- **To do**
Copy out, from the entries below, each line that holds the string "this".

- **Records shown**
=== Begin Enclosure ===
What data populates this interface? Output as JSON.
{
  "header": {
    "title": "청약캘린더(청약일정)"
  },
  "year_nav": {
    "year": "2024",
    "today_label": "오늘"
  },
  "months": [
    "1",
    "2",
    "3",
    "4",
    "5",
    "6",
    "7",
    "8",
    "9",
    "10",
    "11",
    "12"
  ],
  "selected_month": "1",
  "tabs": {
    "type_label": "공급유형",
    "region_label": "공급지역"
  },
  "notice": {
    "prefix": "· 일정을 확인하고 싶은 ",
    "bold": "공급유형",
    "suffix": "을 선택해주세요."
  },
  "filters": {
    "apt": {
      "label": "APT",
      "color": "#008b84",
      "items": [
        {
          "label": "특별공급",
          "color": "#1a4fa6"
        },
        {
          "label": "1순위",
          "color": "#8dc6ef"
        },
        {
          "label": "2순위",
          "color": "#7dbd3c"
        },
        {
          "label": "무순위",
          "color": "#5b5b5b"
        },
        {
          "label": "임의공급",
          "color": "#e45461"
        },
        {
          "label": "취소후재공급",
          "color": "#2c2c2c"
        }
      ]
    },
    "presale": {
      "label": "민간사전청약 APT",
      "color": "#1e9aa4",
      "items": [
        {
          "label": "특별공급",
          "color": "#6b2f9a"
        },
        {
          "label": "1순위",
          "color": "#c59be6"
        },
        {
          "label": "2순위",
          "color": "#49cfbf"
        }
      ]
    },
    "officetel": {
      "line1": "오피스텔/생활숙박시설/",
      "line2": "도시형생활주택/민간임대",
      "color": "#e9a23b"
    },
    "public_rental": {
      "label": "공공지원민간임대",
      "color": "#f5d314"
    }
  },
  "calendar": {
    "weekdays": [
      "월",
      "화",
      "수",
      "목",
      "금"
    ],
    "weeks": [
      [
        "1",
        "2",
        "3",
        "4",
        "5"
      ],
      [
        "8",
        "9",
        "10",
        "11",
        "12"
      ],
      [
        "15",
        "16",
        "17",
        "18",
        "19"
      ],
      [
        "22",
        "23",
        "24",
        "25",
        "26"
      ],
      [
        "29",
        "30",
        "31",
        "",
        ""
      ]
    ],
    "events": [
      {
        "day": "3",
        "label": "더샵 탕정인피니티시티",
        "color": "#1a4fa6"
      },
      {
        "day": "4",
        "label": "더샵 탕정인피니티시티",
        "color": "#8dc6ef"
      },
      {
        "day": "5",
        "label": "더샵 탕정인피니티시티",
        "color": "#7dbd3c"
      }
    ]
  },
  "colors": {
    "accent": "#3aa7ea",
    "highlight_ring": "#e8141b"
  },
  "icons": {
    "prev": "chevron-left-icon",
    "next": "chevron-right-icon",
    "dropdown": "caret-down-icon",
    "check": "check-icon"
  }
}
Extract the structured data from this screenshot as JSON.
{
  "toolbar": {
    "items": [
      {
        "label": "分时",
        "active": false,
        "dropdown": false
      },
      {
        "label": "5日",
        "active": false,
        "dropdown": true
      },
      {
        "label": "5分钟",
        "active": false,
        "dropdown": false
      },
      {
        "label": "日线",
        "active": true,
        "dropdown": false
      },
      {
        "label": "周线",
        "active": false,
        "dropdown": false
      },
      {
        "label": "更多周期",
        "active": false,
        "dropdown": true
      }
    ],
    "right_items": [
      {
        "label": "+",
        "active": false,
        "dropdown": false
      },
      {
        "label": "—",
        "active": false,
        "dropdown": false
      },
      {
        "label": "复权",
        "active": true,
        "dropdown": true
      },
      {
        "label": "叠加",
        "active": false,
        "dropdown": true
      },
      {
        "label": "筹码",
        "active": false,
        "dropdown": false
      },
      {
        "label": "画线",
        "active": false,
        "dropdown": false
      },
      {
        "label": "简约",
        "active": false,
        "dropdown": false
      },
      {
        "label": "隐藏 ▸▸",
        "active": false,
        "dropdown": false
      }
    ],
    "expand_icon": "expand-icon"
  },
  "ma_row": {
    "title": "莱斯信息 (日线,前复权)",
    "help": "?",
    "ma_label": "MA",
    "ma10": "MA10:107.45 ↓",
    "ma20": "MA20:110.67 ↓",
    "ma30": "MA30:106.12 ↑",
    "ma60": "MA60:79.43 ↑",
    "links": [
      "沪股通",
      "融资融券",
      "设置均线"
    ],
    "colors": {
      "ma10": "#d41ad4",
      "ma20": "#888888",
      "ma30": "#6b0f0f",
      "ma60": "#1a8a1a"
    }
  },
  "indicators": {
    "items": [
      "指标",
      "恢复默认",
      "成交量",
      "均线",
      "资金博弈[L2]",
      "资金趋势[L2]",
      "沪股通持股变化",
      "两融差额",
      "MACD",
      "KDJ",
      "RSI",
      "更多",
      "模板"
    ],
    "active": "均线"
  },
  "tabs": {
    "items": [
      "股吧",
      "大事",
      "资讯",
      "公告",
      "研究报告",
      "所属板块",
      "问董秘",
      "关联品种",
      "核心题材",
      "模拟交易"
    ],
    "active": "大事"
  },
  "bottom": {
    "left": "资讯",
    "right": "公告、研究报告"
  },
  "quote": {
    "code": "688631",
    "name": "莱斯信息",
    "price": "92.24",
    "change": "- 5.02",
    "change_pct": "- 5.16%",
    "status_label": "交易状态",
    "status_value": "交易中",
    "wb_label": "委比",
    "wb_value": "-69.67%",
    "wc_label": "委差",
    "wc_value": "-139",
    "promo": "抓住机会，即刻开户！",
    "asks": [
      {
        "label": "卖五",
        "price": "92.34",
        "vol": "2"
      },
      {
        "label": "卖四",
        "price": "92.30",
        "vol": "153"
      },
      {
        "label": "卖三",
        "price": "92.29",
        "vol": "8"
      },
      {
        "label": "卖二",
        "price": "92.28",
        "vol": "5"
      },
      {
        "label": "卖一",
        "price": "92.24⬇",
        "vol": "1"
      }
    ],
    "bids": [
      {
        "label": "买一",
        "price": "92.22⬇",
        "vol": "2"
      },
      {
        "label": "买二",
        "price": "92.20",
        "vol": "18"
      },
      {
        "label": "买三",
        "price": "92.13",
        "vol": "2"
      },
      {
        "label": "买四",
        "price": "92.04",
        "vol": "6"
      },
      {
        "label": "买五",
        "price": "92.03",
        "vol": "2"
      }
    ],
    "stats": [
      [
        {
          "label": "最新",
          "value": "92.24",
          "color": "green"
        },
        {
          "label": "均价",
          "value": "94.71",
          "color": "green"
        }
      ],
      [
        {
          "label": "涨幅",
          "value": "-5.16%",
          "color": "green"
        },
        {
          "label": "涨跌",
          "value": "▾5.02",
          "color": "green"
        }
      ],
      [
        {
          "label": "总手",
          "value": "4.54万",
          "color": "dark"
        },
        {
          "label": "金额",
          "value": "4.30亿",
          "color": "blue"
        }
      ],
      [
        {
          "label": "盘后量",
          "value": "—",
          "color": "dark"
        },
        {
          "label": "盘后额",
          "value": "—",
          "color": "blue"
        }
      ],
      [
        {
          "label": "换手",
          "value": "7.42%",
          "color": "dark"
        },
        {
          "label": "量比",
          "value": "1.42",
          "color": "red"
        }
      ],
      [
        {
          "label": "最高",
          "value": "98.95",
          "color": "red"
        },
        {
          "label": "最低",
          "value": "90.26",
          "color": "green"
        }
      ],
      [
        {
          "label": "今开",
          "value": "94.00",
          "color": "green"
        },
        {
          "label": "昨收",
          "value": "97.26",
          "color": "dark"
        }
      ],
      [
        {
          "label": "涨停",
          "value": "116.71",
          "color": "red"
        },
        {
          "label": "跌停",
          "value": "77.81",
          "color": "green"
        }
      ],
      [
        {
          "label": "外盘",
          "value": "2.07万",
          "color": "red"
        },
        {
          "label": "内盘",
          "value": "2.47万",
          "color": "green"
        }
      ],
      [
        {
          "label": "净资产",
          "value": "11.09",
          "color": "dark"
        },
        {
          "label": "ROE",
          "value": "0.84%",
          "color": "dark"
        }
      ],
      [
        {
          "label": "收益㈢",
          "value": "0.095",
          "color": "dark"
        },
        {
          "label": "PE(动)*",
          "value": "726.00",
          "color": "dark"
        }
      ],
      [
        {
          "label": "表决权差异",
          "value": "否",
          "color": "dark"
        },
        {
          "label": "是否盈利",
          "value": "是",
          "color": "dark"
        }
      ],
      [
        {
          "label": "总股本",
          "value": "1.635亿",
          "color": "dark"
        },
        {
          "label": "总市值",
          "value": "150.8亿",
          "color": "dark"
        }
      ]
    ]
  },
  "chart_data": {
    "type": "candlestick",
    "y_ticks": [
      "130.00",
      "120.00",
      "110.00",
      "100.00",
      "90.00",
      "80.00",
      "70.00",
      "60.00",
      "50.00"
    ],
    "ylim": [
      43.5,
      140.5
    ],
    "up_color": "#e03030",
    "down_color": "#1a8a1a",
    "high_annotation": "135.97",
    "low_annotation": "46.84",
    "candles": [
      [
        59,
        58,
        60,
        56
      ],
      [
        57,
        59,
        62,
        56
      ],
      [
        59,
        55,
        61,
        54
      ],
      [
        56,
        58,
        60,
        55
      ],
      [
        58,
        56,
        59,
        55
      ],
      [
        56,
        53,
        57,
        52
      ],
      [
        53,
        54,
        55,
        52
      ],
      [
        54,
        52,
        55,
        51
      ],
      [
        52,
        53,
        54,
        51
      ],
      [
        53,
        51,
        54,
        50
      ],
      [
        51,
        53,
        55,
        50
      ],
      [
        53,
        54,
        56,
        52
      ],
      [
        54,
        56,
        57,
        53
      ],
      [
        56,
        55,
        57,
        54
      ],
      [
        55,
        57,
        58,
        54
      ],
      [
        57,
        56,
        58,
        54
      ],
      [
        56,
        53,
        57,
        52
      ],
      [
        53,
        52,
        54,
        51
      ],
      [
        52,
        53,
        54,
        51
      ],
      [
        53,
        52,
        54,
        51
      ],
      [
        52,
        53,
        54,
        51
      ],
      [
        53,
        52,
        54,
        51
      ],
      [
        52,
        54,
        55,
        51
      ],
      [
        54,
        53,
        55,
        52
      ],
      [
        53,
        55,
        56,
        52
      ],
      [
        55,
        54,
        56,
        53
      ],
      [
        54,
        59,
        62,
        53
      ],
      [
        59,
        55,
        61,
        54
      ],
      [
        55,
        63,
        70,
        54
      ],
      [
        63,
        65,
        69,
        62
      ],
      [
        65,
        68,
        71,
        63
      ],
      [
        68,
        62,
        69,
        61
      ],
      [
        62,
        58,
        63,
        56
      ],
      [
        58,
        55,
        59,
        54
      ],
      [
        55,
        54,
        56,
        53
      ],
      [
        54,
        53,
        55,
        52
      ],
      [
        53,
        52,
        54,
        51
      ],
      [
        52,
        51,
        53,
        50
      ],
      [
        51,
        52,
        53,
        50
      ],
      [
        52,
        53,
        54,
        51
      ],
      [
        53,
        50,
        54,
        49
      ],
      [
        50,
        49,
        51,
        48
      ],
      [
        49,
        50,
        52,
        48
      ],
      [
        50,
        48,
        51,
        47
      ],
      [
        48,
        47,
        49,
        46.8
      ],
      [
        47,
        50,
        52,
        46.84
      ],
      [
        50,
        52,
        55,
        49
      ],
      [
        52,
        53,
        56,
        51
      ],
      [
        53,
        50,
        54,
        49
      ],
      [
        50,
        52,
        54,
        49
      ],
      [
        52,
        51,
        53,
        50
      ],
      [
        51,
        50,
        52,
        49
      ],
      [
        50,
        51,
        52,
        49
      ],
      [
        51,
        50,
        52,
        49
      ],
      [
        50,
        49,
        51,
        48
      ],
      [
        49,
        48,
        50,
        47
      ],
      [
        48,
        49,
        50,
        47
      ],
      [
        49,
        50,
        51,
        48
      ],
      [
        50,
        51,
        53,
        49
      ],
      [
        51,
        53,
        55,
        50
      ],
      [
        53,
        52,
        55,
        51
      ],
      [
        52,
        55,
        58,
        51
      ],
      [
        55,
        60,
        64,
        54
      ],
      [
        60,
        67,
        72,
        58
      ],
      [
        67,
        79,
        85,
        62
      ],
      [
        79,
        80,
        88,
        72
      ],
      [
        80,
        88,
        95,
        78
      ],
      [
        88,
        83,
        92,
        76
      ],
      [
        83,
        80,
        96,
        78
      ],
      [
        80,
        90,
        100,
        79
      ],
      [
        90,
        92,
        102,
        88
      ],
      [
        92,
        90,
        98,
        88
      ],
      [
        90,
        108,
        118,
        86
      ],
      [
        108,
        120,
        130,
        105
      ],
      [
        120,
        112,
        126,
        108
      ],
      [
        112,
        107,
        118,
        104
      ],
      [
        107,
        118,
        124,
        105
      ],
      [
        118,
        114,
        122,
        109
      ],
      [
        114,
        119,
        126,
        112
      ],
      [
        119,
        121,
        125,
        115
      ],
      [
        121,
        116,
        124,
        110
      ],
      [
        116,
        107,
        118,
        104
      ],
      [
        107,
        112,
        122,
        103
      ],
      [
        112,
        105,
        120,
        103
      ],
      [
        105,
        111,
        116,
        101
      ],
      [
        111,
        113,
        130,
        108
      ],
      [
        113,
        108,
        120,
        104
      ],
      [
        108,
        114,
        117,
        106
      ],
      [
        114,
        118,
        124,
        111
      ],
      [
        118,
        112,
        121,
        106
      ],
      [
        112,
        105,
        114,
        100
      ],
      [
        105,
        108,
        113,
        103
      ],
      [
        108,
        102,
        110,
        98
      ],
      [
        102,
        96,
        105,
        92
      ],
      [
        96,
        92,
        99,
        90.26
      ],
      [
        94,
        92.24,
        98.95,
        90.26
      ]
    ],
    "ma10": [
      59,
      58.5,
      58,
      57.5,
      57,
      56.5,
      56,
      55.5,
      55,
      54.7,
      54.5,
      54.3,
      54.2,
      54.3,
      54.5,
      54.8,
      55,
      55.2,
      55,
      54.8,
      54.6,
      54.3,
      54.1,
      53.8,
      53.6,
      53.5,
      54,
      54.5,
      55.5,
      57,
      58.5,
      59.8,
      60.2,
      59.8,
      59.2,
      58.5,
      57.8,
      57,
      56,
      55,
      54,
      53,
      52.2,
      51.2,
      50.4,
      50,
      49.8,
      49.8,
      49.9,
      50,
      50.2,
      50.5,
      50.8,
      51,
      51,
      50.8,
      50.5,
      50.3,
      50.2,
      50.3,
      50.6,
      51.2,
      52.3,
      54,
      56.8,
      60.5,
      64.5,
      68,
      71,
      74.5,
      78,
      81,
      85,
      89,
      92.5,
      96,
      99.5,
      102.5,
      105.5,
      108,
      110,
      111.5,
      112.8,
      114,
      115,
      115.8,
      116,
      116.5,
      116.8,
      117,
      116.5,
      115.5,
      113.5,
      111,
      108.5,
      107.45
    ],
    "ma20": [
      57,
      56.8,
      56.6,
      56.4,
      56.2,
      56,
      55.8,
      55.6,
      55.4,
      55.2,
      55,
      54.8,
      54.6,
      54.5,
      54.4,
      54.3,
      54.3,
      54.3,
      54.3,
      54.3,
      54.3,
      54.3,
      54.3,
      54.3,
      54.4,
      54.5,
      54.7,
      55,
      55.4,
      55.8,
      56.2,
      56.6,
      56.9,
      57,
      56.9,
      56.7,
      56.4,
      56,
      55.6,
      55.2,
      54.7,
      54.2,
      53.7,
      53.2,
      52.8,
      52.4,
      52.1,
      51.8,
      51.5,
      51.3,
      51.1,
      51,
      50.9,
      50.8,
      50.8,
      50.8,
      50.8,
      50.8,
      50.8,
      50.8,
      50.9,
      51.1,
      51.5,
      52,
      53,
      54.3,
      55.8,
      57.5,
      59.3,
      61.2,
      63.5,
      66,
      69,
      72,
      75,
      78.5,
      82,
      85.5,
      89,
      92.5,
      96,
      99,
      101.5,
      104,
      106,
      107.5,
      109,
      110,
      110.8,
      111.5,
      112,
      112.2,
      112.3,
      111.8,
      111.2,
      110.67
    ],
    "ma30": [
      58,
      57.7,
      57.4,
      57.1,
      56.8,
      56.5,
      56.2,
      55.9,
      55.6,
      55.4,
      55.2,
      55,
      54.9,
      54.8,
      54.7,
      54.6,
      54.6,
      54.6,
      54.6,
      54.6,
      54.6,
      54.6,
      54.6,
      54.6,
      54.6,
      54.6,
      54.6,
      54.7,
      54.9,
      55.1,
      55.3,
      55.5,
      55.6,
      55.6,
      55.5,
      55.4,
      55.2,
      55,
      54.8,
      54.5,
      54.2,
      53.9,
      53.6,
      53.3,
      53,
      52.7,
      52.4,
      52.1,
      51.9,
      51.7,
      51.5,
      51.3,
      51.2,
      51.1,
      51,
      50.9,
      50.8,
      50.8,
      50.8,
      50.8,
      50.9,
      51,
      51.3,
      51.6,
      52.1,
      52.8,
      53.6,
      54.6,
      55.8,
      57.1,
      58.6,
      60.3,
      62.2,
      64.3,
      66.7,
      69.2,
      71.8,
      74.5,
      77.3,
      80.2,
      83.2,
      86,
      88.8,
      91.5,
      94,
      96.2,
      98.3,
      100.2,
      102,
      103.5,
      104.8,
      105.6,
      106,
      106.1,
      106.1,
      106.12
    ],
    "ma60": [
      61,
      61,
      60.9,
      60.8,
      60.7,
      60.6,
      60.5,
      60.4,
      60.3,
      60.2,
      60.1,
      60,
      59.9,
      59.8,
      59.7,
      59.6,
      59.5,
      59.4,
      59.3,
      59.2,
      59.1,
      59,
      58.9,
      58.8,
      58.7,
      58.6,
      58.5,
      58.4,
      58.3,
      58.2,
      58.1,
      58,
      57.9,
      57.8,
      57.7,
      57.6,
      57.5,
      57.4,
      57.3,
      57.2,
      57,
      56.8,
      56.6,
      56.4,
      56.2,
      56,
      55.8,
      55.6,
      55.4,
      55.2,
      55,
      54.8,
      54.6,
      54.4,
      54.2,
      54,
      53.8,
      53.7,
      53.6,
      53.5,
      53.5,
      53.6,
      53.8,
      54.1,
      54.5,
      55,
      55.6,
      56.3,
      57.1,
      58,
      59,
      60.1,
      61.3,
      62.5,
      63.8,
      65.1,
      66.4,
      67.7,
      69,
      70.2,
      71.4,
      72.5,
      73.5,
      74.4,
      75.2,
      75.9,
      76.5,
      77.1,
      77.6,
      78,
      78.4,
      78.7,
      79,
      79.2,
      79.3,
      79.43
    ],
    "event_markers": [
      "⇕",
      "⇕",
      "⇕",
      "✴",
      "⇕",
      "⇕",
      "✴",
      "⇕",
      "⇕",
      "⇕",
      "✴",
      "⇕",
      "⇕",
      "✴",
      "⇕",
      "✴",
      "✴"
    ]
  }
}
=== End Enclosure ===
- **Answer area**
What data populates this interface? Output as JSON.
Extract the structured data from this screenshot as JSON.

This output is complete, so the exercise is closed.